A new study has found a high incidence of suicide among women in camps housing long-term refugees fleeing Myanmar’s ethnic conflict, reports the BBC News Magazine.
In a study of refugees in Thailand’s Mae La camp, where 90% are ethnically Karen – a group that mainly identifies as Christian – Dr. Gracia Fellmeth found that, last year, suicide was “too common” in the camp, accounting for half of all deaths among pregnant women and new mothers.
With 40,000 residents, Mae La is the biggest of the camps on the Thai-Myanmar border, which combined are home to more than 100,000 people.
Dr. Fellmeth, who reported her findings in the British Medical Journal, visited the camp as part of a study into the mental health of mothers around the time they give birth. It focused on a couple who had committed suicide together by swallowing weed killer, despite the pregnant woman showing no alarming signs at an antenatal clinic days before. It also found that a quarter of all the women they spoke to thought about suicide, with about 3% having made an attempt.
The report concluded that “refugee populations are at risk of developing mental disorders as a result of their marginalised status, socioeconomic disadvantage and exposure to trauma”.

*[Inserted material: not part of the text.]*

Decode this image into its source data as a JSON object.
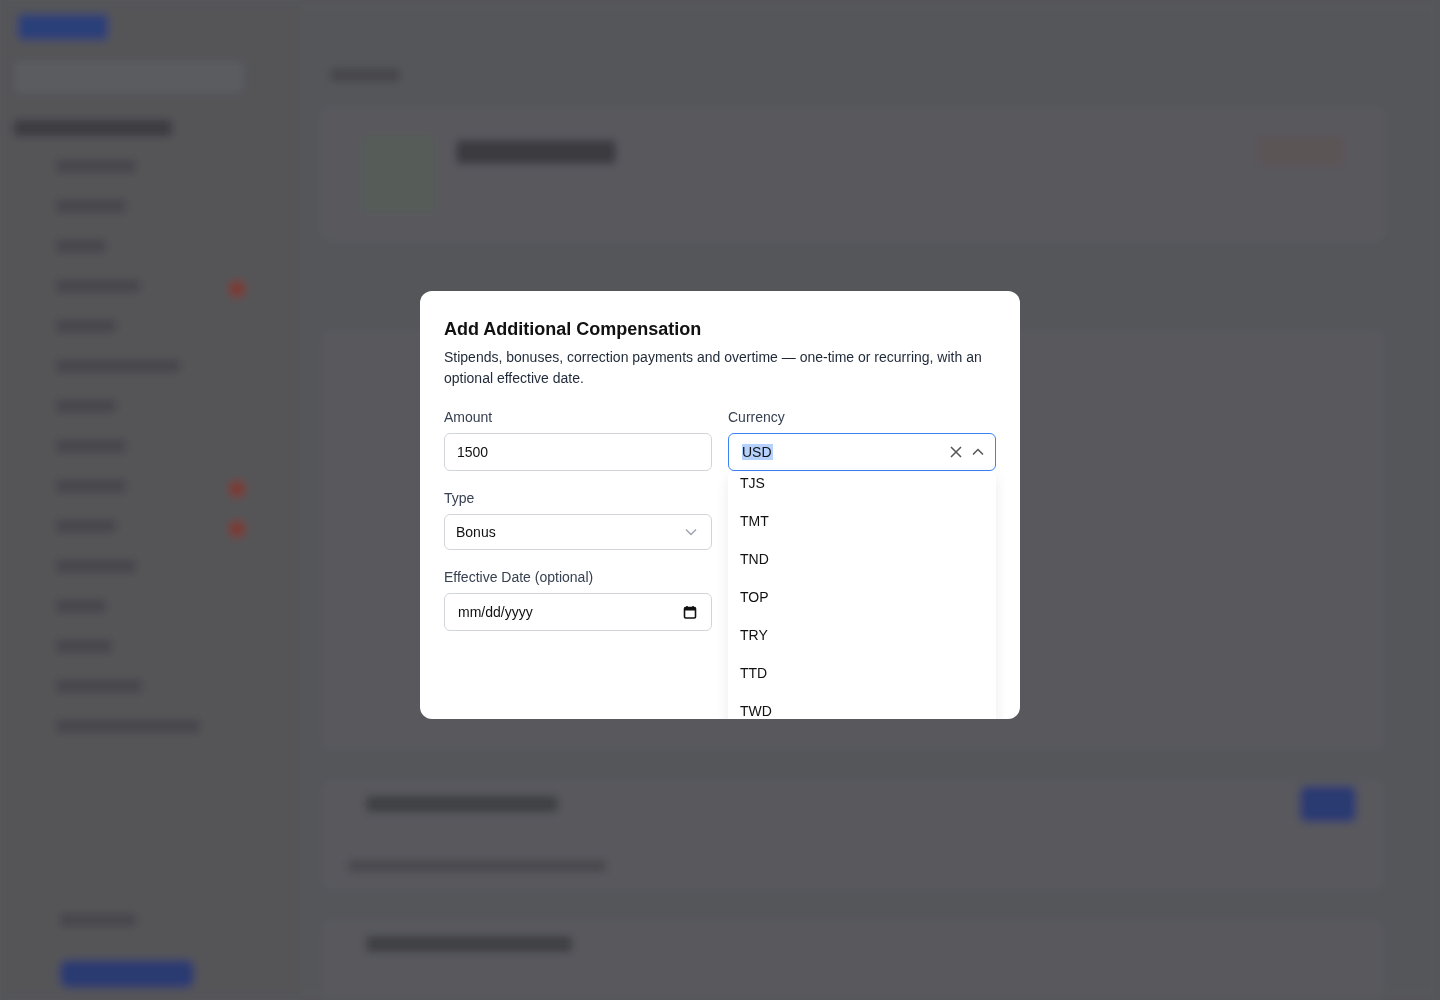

Persecution of Christians is considered to be “very high” in Myanmar, which sits at number 28 on the Open Doors 2017 World Watch List of countries where Christians are most under pressure for their faith, published on 11 January.